* _Your objective_
Search the listing for "rent" and copy every line where it appears.

--*--

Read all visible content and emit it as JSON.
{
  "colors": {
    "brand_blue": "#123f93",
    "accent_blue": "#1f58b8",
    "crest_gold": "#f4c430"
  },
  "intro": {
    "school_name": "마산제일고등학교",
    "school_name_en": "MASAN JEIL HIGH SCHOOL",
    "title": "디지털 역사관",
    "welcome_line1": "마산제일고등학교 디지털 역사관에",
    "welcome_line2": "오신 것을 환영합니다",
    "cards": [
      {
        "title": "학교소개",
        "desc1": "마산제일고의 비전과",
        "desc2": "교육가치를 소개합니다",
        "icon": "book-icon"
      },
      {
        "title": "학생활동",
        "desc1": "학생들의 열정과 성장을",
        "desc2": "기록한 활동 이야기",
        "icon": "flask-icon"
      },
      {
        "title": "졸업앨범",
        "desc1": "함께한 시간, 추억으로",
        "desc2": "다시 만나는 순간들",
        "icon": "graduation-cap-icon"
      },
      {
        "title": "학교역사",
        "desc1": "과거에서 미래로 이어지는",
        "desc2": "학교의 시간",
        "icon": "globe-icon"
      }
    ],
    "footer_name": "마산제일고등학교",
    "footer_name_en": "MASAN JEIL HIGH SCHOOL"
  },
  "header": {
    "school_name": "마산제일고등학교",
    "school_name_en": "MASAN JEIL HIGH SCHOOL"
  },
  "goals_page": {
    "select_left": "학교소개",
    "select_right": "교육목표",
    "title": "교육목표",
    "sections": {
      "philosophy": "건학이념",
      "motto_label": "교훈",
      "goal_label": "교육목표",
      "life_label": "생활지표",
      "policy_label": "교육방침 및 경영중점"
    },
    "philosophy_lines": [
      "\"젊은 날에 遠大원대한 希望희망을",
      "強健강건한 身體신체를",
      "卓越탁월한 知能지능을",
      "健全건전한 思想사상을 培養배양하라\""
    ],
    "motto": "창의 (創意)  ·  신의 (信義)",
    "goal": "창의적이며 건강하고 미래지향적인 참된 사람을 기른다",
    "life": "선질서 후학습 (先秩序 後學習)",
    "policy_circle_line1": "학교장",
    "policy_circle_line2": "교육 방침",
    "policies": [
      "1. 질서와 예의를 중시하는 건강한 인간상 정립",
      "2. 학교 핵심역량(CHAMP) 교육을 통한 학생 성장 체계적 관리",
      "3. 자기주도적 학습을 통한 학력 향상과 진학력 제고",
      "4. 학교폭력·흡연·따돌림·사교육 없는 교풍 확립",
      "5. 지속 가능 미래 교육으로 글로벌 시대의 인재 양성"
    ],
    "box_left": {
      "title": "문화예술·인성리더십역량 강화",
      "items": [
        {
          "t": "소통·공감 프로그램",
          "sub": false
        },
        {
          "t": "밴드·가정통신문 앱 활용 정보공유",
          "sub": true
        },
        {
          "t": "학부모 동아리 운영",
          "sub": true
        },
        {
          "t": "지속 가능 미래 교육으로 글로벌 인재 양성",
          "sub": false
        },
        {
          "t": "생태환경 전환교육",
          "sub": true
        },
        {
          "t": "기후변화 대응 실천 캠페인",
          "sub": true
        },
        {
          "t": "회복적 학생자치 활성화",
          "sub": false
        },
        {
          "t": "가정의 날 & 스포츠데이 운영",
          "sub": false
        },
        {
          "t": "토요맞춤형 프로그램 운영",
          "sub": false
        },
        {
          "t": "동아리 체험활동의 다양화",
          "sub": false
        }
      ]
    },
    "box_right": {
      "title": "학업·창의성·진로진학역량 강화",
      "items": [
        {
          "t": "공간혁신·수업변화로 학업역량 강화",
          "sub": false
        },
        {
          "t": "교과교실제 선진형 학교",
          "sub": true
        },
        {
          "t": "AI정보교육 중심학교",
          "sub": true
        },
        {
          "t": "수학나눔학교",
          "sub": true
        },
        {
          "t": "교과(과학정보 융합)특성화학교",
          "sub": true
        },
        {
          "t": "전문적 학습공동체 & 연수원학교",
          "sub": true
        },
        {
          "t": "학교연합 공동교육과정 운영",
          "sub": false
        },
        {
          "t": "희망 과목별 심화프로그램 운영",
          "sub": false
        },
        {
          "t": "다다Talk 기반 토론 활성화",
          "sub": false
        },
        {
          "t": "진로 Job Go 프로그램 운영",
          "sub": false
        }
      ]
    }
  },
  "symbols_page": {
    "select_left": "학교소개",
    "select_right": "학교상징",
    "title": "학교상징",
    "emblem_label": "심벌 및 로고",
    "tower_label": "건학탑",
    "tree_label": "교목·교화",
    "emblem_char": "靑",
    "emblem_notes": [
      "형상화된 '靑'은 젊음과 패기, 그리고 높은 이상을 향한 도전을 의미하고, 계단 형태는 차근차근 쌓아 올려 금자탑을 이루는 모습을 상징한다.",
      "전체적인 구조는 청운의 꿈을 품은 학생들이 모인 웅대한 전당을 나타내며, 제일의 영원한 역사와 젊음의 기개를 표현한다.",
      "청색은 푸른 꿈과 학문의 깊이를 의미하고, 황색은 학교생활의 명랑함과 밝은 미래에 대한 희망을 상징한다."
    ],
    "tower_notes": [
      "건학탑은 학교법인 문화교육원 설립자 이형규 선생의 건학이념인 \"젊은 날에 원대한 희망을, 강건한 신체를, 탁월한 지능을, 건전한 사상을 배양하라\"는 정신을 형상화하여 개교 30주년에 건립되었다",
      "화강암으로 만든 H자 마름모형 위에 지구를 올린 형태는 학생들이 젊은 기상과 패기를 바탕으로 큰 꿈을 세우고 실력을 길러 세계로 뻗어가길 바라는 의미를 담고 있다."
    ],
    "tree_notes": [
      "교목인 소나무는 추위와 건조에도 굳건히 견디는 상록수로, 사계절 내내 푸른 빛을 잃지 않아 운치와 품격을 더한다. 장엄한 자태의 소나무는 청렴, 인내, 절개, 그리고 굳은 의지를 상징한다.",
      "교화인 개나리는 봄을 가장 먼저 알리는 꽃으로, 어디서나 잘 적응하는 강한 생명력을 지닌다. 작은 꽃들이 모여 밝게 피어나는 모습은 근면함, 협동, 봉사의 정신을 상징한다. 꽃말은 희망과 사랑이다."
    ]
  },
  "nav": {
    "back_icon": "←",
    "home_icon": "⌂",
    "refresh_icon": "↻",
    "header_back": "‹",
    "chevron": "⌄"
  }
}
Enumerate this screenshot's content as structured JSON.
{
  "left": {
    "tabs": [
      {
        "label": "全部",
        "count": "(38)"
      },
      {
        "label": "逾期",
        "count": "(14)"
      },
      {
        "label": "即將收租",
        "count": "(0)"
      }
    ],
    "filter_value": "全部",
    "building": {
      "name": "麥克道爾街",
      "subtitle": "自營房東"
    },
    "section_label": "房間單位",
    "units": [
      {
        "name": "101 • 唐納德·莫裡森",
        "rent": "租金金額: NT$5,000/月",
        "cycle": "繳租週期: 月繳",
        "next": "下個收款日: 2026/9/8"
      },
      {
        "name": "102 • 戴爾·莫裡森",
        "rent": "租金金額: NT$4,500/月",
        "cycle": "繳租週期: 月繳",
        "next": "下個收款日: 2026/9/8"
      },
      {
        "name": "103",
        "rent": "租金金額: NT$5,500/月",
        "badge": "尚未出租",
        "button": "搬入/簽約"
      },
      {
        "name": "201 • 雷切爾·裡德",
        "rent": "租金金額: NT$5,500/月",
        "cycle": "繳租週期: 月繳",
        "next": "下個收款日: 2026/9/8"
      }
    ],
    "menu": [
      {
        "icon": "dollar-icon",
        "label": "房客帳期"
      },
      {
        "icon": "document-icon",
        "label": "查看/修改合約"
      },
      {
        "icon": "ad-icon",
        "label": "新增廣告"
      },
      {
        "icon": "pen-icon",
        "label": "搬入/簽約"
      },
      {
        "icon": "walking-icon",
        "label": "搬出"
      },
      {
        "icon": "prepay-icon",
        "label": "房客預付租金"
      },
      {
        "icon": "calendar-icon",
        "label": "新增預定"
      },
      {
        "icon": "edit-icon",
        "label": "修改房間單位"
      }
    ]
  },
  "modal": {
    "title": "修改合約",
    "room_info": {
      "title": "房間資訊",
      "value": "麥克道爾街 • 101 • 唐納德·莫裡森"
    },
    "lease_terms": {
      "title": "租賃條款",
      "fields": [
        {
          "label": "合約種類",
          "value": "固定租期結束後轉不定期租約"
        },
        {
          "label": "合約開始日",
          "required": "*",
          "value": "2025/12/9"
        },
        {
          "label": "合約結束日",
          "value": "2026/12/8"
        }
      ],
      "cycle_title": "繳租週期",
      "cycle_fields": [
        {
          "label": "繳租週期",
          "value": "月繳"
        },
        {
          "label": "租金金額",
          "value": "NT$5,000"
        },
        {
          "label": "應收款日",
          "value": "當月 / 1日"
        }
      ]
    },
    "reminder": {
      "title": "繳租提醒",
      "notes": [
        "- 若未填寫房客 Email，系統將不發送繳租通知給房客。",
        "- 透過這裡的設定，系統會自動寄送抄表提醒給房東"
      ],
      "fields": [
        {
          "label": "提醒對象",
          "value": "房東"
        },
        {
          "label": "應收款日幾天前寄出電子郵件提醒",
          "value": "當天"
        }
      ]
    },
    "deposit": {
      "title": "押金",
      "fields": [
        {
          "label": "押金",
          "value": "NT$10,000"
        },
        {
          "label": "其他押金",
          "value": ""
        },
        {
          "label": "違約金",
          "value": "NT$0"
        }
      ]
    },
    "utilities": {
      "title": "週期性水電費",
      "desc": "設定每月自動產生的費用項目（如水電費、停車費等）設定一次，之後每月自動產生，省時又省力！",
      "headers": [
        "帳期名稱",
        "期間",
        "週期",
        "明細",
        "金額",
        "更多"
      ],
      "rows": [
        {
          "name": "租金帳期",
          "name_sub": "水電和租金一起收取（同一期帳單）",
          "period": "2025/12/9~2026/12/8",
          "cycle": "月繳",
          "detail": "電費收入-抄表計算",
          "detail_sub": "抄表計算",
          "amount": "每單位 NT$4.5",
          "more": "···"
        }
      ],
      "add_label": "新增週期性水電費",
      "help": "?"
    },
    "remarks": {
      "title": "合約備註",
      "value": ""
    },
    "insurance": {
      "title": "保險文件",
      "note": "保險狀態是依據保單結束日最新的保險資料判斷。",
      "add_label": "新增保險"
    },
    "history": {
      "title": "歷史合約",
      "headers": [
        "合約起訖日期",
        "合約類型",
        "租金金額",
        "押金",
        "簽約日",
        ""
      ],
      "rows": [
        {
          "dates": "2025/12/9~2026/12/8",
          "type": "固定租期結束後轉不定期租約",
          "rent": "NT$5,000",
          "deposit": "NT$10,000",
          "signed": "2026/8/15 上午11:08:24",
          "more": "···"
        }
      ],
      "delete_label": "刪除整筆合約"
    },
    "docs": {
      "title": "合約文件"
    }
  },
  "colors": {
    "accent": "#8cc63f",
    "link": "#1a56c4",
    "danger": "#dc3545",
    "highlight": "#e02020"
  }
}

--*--

* _Task solution_
        "rent": "租金金額: NT$5,000/月",
        "rent": "租金金額: NT$4,500/月",
        "rent": "租金金額: NT$5,500/月",
        "rent": "租金金額: NT$5,500/月",
          "rent": "NT$5,000",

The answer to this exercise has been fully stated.